Whether you’re just getting started with involving patients and the public in your work, or if you’re looking for some new techniques, there are some great resources out there. We’ve pulled together some of the best available resources onto this page to help you involve patients, service users, carers and family members in your research.
This list is by no means exhaustive. If you know of any additional PPI resources that you’ve found helpful, do let us know so we can add them to this page. Contact the PPI Team at: PIExeter@exeter.ac.uk.
If you are involving people in your research for the first time, then the best place to start is on the INVOLVE website, set up by the National Institute for Health Research (NIHR) to support involvement in research.
NIHR ARC Oxford and Thames Valley’s “Guide for researchers working with Patient and Public Involvement (PPI) Contributors” was co-produced by researchers and ‘PPI Contributors’ to help get new researchers up to speed.
We have also created a brief guide, collecting together some of the accumulated wisdom of our PPI Team – a mini-guide to “Patient and Public Involvement for Researchers”
This can be one of the hardest aspects of planning for involvement – how much do you pay people? How do you effectively budget for involvement in a three-year project?

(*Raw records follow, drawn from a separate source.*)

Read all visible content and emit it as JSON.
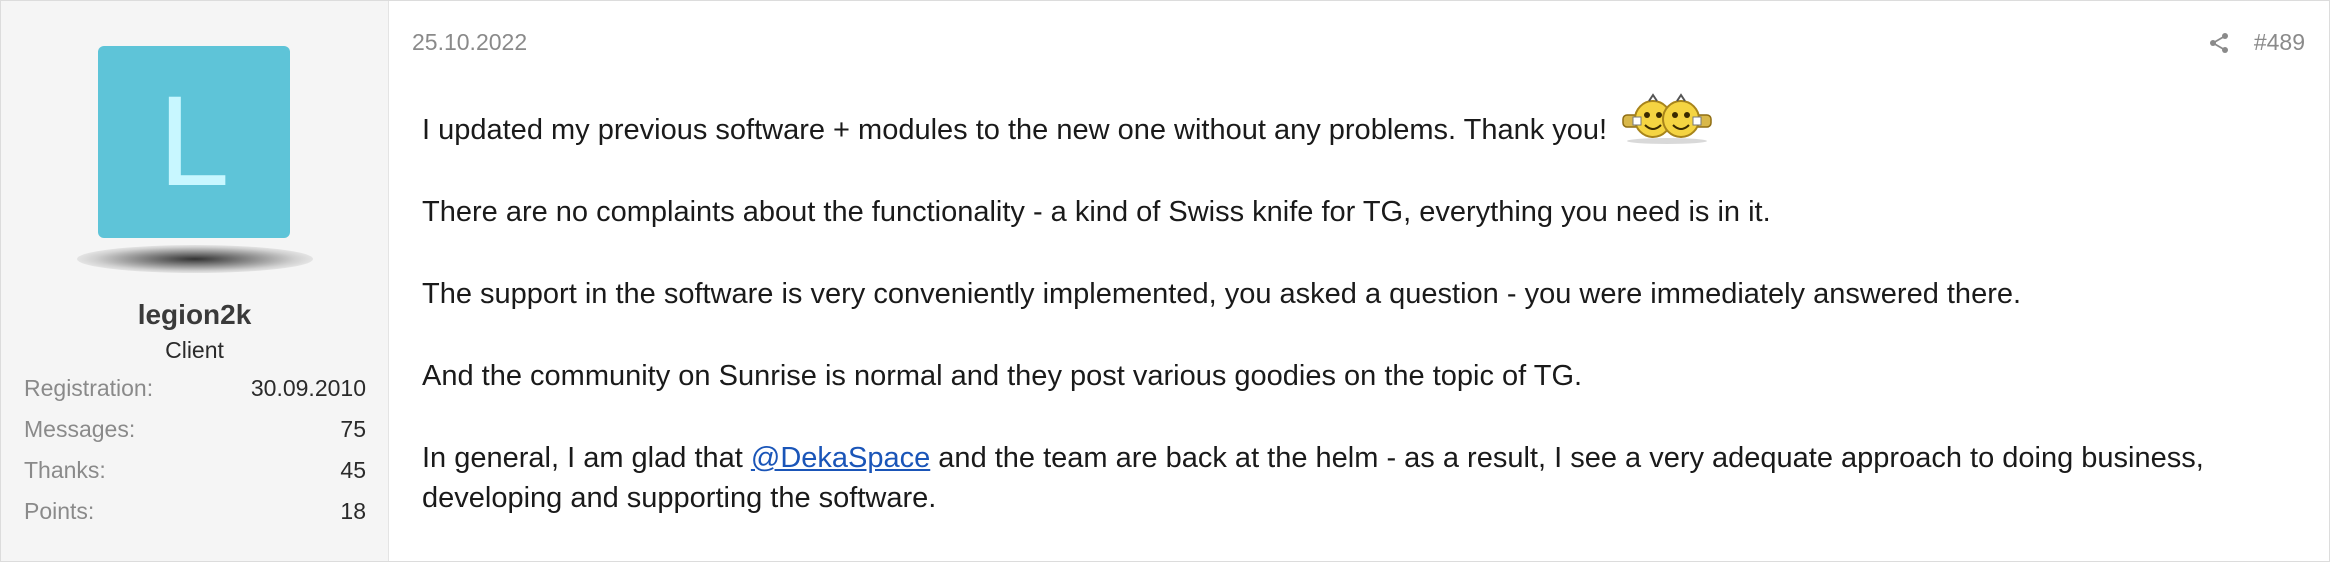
{
  "user": {
    "avatar_letter": "L",
    "avatar_color": "#5ec4d8",
    "username": "legion2k",
    "title": "Client",
    "stats": [
      {
        "label": "Registration:",
        "value": "30.09.2010"
      },
      {
        "label": "Messages:",
        "value": "75"
      },
      {
        "label": "Thanks:",
        "value": "45"
      },
      {
        "label": "Points:",
        "value": "18"
      }
    ]
  },
  "post": {
    "date": "25.10.2022",
    "number": "#489",
    "share_icon": "share-icon",
    "smiley_icon": "tg-smiley-icon",
    "paragraphs": [
      "I updated my previous software + modules to the new one without any problems. Thank you!",
      "There are no complaints about the functionality - a kind of Swiss knife for TG, everything you need is in it.",
      "The support in the software is very conveniently implemented, you asked a question - you were immediately answered there.",
      "And the community on Sunrise is normal and they post various goodies on the topic of TG."
    ],
    "last_paragraph": {
      "before": "In general, I am glad that ",
      "mention": "@DekaSpace",
      "after": " and the team are back at the helm - as a result, I see a very adequate approach to doing business, developing and supporting the software."
    },
    "mention_color": "#1a55b8"
  }
}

Our own in-ARC involvement group – PenPIG – helped us to write a payment policy for the ARC, which is a good place to start.
This example of a simple budget for a grant application demonstrates the sort of costs you may need to consider when planning your involvement.
If you are contacted by someone considering getting involved in NIHR research who has concerns about how payments might affect their benefits, they can contact Benefits Advice Service directly on 01234 330604 and at email@example.com. It is free, confidential and the advice is personalised using the latest regulations.
Meetings and workshops
If this is your first time involving a patient or member of the public in your work before, you may need some help with the practicalities – thinking about catering, how to put an agenda together and how to get output from a workshop. We are gathering resources in this section to help with all of the practicalities of involvement.
This booklet on facilitation techniques is a good place to start thinking about activities to use in your workshop to work with your participants.
One aspect of research where involvement is a growth field is in research communications. Involving patients and the public in disseminating your research allows you to access ‘grassroots’ audiences that you otherwise may not know about and is appreciated by funding bodies.
This practical guide was co-created by a NIHR-funded project, the people they involved and Sense about Science (an independent charity advocating for the public understanding of science) to help you communicate with a lay audience in five easy steps.
Sooner or later you will want to advertise your workshop or project, and possibly even recruit lay people to a steering committee. Below are some example posters and leaflets advertising events, and a ‘role description’ that you can adapt and share with lay people you might recruit to a role within your research.
Example recruitment poster for a workshop
Example role description for a lay member of project steering committee